Hate crimes targeting Jewish and Muslim Americans are increasing following the conflict between Israel and Hamas. In Ohio, a man is currently facing criticism for purportedly fabricating one such incident.
On the 22nd of October, Hesham A. Ayyad reached out to the North Ridgeville, Ohio police, stating that he had been hit by a car. The 20-year-old, who sustained injuries, claimed that the occurrence was driven by racial motives.
The day following the assault, additional information surfaced. Ayyad, who is of Palestinian-American descent, recounted that he was on his way home after having lunch when an individual in a car decelerated, shouting, “Kill all Palestinians” and “Long live Israel.” Subsequently, he asserted that the person deliberately directed their vehicle towards him. The individual executed a U-turn, returned, struck him with the car, and exclaimed, “DIE!”
Ayyad’s accusations prompted the Muslim civil rights organization, the Council on American-Islamic Relations (CAIR), to advocate for a police inquiry. Faten Odeh, representing CAIR-Ohio, expressed the expectation that both the police and FBI would gather comprehensive information to potentially charge the alleged perpetrator with a hate crime. Odeh further emphasized the importance of ensuring that Muslims feel secure while engaging in everyday activities such as walking down the street.

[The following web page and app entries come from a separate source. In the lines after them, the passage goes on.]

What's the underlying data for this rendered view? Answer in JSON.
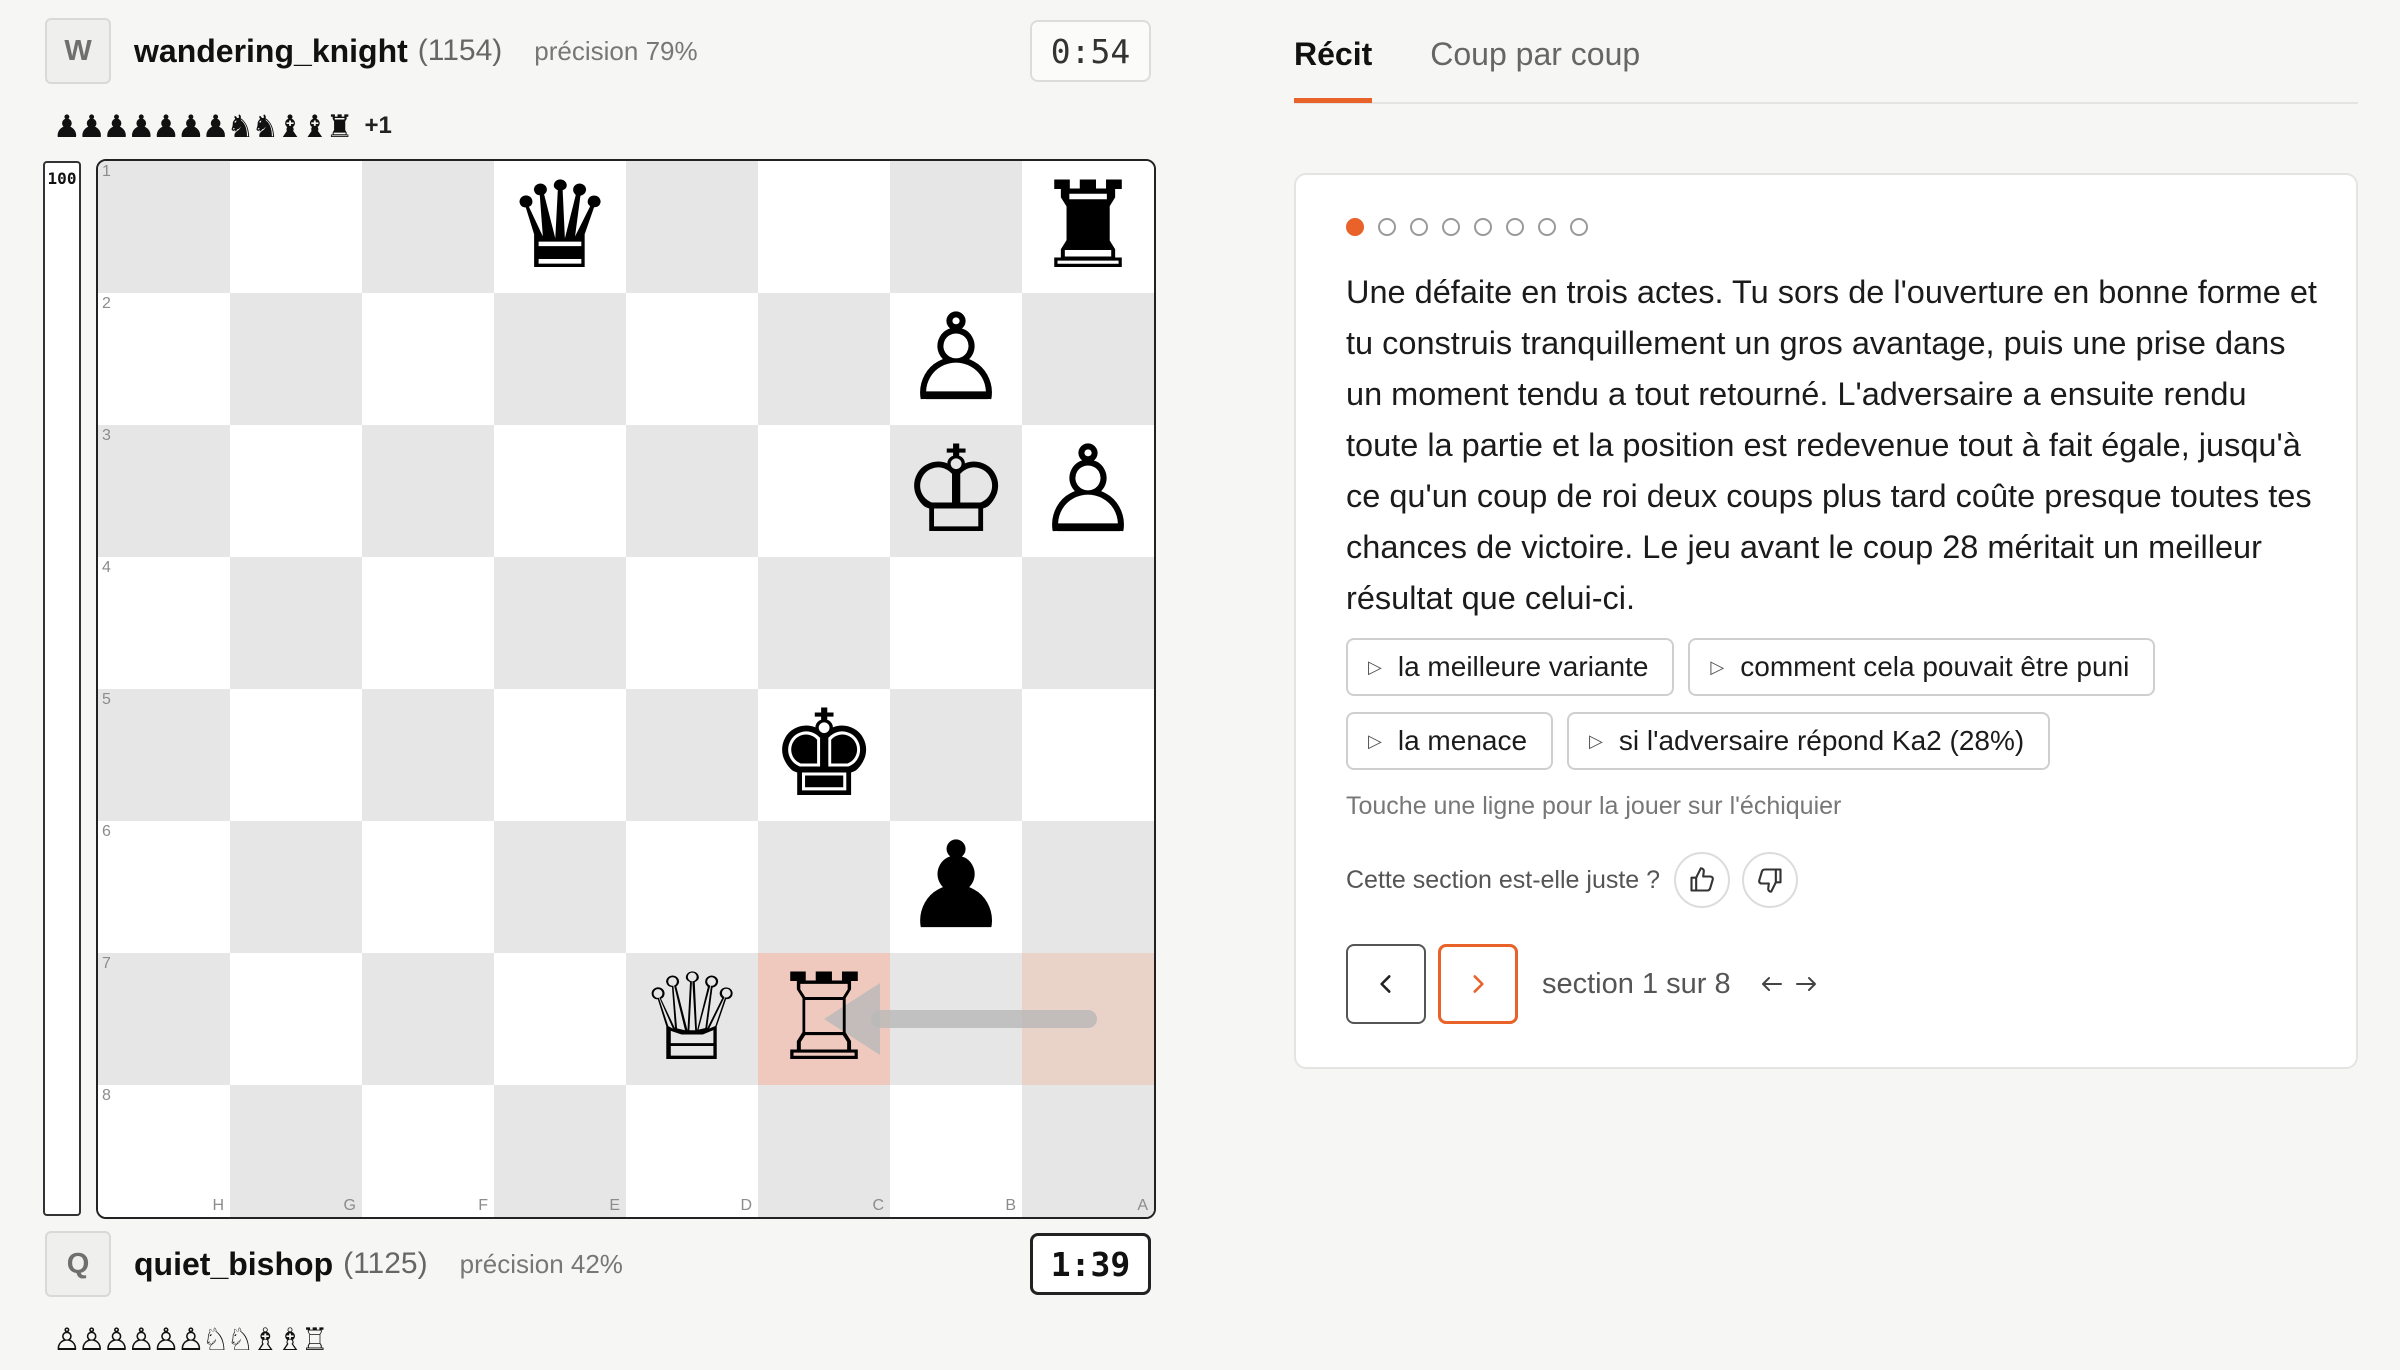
{
  "top_player": {
    "initial": "W",
    "name": "wandering_knight",
    "rating": "(1154)",
    "accuracy": "précision 79%",
    "clock": "0:54",
    "captured": "♟♟♟♟♟♟♟♞♞♝♝♜",
    "material_adv": "+1"
  },
  "bottom_player": {
    "initial": "Q",
    "name": "quiet_bishop",
    "rating": "(1125)",
    "accuracy": "précision 42%",
    "clock": "1:39",
    "captured": "♙♙♙♙♙♙♘♘♗♗♖"
  },
  "eval": {
    "label": "100",
    "white_fraction": 1.0
  },
  "board": {
    "orientation": "black",
    "rank_labels": [
      "1",
      "2",
      "3",
      "4",
      "5",
      "6",
      "7",
      "8"
    ],
    "file_labels": [
      "H",
      "G",
      "F",
      "E",
      "D",
      "C",
      "B",
      "A"
    ],
    "pieces": [
      {
        "square": "e1",
        "glyph": "♛",
        "name": "black-queen"
      },
      {
        "square": "a1",
        "glyph": "♜",
        "name": "black-rook"
      },
      {
        "square": "b2",
        "glyph": "♙",
        "name": "white-pawn"
      },
      {
        "square": "b3",
        "glyph": "♔",
        "name": "white-king"
      },
      {
        "square": "a3",
        "glyph": "♙",
        "name": "white-pawn"
      },
      {
        "square": "c5",
        "glyph": "♚",
        "name": "black-king"
      },
      {
        "square": "b6",
        "glyph": "♟",
        "name": "black-pawn"
      },
      {
        "square": "d7",
        "glyph": "♕",
        "name": "white-queen"
      },
      {
        "square": "c7",
        "glyph": "♖",
        "name": "white-rook"
      }
    ],
    "last_move": {
      "from": "a7",
      "to": "c7"
    },
    "arrow": {
      "from": "a7",
      "to": "c7",
      "color": "#b9b9b9"
    }
  },
  "tabs": [
    {
      "label": "Récit",
      "active": true
    },
    {
      "label": "Coup par coup",
      "active": false
    }
  ],
  "story": {
    "section_count": 8,
    "current_section": 1,
    "text": "Une défaite en trois actes. Tu sors de l'ouverture en bonne forme et tu construis tranquillement un gros avantage, puis une prise dans un moment tendu a tout retourné. L'adversaire a ensuite rendu toute la partie et la position est redevenue tout à fait égale, jusqu'à ce qu'un coup de roi deux coups plus tard coûte presque toutes tes chances de victoire. Le jeu avant le coup 28 méritait un meilleur résultat que celui-ci.",
    "chips": [
      "la meilleure variante",
      "comment cela pouvait être puni",
      "la menace",
      "si l'adversaire répond Ka2 (28%)"
    ],
    "hint": "Touche une ligne pour la jouer sur l'échiquier",
    "feedback_question": "Cette section est-elle juste ?",
    "section_label": "section 1 sur 8"
  },
  "colors": {
    "accent": "#e8622a",
    "light_square": "#ffffff",
    "dark_square": "#e6e6e6",
    "last_move_highlight": "#efc9bd"
  },
  "icons": {
    "chip": "play-triangle-icon",
    "thumbs_up": "thumbs-up-icon",
    "thumbs_down": "thumbs-down-icon",
    "prev": "chevron-left-icon",
    "next": "chevron-right-icon",
    "keys": "arrow-keys-icon"
  }
}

CAIR’s request was fulfilled as the police conducted an investigation. However, the results turned out to be considerably different from what the group probably expected.
Upon examining footage from surveillance cameras in the vicinity, the police allegedly observed Ayyad engaged in a physical altercation with his 19-year-old brother, Khalil A. Ayyad. Contrary to the initial claim of a car accident, the incident appeared to be a physical altercation involving his sibling.
Both individuals were apprehended by law enforcement and faced charges of assault and domestic violence. Additionally, Hesham Ayyad was charged with offenses including making false alarms, obstructing official business, and falsification.
Instances of fabricating hate crimes are not unprecedented. In 2019, actor Jussie Smollett, who is both black and gay, faced severe repercussions for falsely asserting that he was attacked by supporters of then-President Donald Trump in Chicago.
Smollett claimed it was a hate crime, but subsequent investigation by law enforcement revealed that the incident was entirely staged, leading to his prosecution.